Like with red wine, in Spain, you order your wine by the region, so when you order by asking for either a Verdejo or Albarino, you don’t know exactly which winery or brand of wine you’ll be getting.
You can always skim the posted list of specific Verdejos or Albarinos and ask for a specific type of either.
One of the best Spanish Albarinos is called Mar de Frades. It is from the region of Galicia. It might not be available in all bars because it is an exceptionally good wine. It could run about 3.50 euro for a class as compared to 1.75 or 2 euros for a not as fancy albarino.

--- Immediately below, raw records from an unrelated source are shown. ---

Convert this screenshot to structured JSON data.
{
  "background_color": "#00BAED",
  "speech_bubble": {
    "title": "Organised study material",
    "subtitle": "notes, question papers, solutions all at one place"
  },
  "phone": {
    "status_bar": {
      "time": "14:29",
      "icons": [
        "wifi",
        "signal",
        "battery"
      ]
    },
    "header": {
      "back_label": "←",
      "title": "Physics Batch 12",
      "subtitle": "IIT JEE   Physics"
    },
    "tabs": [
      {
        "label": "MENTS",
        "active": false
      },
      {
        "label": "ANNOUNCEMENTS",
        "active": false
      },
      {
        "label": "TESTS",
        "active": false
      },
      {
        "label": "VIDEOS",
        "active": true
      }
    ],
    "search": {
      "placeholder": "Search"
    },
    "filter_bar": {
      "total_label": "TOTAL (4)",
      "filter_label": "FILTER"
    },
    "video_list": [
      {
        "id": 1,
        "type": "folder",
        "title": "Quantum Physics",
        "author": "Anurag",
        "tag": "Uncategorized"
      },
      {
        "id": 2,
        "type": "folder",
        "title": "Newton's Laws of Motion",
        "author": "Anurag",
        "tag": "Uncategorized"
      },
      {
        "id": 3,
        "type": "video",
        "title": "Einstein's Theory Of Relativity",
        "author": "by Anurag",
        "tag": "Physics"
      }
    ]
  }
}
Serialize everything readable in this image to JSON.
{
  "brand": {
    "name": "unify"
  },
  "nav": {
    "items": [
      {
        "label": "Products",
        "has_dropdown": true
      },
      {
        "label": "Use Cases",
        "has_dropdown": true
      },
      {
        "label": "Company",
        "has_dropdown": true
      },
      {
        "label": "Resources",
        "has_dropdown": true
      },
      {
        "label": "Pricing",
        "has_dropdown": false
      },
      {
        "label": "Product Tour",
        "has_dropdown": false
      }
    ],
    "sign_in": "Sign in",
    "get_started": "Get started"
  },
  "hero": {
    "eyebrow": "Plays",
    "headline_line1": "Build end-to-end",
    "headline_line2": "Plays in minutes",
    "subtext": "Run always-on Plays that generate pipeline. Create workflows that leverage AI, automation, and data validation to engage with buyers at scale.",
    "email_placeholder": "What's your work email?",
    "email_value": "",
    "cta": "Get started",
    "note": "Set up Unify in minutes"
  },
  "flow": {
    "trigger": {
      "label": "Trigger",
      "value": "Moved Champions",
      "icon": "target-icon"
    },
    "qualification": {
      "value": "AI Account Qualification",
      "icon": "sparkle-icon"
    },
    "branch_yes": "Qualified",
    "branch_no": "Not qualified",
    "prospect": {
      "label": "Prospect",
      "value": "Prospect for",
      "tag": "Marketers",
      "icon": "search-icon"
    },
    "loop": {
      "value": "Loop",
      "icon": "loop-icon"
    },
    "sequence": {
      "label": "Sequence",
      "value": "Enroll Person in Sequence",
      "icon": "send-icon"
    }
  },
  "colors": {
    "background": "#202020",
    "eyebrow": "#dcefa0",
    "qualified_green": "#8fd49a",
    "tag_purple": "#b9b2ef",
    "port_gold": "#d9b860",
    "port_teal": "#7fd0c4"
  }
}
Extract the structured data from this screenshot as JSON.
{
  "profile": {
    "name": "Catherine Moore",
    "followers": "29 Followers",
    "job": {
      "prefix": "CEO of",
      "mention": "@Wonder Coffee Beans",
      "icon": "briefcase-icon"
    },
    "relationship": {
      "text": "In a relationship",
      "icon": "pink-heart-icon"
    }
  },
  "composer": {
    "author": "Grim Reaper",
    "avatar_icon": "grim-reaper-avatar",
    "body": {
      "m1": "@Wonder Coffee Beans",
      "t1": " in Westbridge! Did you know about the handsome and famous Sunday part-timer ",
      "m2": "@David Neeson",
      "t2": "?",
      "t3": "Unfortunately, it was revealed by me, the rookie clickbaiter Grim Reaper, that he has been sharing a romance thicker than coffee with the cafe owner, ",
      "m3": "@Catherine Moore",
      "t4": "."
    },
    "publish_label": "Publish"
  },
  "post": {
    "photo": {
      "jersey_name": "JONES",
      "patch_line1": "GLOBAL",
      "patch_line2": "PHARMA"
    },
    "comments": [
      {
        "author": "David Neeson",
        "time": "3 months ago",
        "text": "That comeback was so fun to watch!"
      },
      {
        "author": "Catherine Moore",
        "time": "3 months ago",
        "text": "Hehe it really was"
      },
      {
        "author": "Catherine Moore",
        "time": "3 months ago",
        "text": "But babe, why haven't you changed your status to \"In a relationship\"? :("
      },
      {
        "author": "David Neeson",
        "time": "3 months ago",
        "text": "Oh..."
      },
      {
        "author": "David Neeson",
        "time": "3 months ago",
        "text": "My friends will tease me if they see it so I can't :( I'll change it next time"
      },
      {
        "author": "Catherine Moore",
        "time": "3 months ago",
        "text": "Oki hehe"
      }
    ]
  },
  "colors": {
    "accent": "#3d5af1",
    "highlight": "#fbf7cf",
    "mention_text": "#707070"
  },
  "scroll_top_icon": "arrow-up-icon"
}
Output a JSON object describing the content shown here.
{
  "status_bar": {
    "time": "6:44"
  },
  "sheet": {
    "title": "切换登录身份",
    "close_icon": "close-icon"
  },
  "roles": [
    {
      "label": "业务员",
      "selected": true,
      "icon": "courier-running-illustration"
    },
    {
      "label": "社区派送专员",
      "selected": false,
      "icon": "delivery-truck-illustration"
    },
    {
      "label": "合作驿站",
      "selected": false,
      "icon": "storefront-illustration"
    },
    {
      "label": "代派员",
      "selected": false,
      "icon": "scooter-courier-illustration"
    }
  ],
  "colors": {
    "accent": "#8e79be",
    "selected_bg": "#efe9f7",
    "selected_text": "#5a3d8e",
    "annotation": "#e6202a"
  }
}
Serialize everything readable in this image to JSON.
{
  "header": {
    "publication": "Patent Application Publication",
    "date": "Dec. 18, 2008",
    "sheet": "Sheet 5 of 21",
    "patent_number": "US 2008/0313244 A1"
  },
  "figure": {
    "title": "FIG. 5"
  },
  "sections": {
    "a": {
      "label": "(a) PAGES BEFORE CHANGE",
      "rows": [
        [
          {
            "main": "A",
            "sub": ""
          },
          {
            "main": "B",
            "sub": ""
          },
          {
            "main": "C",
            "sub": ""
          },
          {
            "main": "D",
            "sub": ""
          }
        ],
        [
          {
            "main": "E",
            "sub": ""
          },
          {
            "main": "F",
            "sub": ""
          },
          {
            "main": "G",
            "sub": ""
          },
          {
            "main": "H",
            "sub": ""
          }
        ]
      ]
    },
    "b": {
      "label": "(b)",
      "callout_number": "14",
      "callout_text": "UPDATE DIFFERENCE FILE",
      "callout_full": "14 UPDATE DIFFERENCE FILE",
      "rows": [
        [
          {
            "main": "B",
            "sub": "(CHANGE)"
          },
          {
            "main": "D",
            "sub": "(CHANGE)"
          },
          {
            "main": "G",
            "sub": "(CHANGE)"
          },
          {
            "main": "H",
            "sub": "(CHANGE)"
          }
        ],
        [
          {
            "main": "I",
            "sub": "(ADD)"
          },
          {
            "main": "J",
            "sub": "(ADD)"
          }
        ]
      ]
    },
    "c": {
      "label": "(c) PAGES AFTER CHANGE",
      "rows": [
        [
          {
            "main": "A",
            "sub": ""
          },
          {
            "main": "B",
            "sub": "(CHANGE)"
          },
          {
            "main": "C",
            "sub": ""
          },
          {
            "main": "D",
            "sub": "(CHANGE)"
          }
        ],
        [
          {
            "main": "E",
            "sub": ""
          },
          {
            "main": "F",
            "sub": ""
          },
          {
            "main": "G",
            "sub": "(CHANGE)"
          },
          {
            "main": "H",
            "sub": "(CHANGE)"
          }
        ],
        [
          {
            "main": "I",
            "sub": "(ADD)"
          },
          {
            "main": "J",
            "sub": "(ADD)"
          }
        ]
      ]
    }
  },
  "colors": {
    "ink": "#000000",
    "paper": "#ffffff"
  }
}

A Mosto is a very classic Spanish bar drink that is just grape juice. It usually comes in a glass bottle, can be either light or dark depending on the type of grapes it’s made from, and frequently is porn into a glass with ice cubs and maybe a maraschino cherry. It is a very acceptable adult drink to order if you don’t want alcohol.
Coca-cola or Fanta/Schweps/Kas de limon/naranja
Any bar in Spain will serve coca-cola. They’re usually give you a tall glass with ice cubes and maybe a lemon slice along with a glass bottle of coca-cola. There is something delicious and refreshing about sitting on a terrace in the summer drinking a coca-cola that came in a glass bottle out of a glass with ice cubes. Seriously. It just tastes better. This is an easy option for anyone in any bar in Spain.
For those who want more soda options as non-alcoholic drinks or for kids, almost any bar will have Fanta, Kas, or Schweps in lemon and orange. When we were little, my sister and I were obsessed with the Fanta de Naranja in Spain. I swear, the recipe back then, more orangey and less soda-like. It’s common for bars to only carry one or two of these brands and ask if you mind a substitution. For example, if you order a Fanta de limon and the bar has Kas, they’ll ask you if a Kas de limon is okay.
These are a few very straightforward and basic drinks you can order in any Spain throughout Spain. Of course, the possibilities for drink orders are endless and I would encourage anyone to be adventurous and try new drinks, especially new wines. You really can’t go wrong if you just pick a new wine in every bar. With these orders, you should be able to go into any bar and feel like you have a few different options to order and enjoy a Spanish bar experience.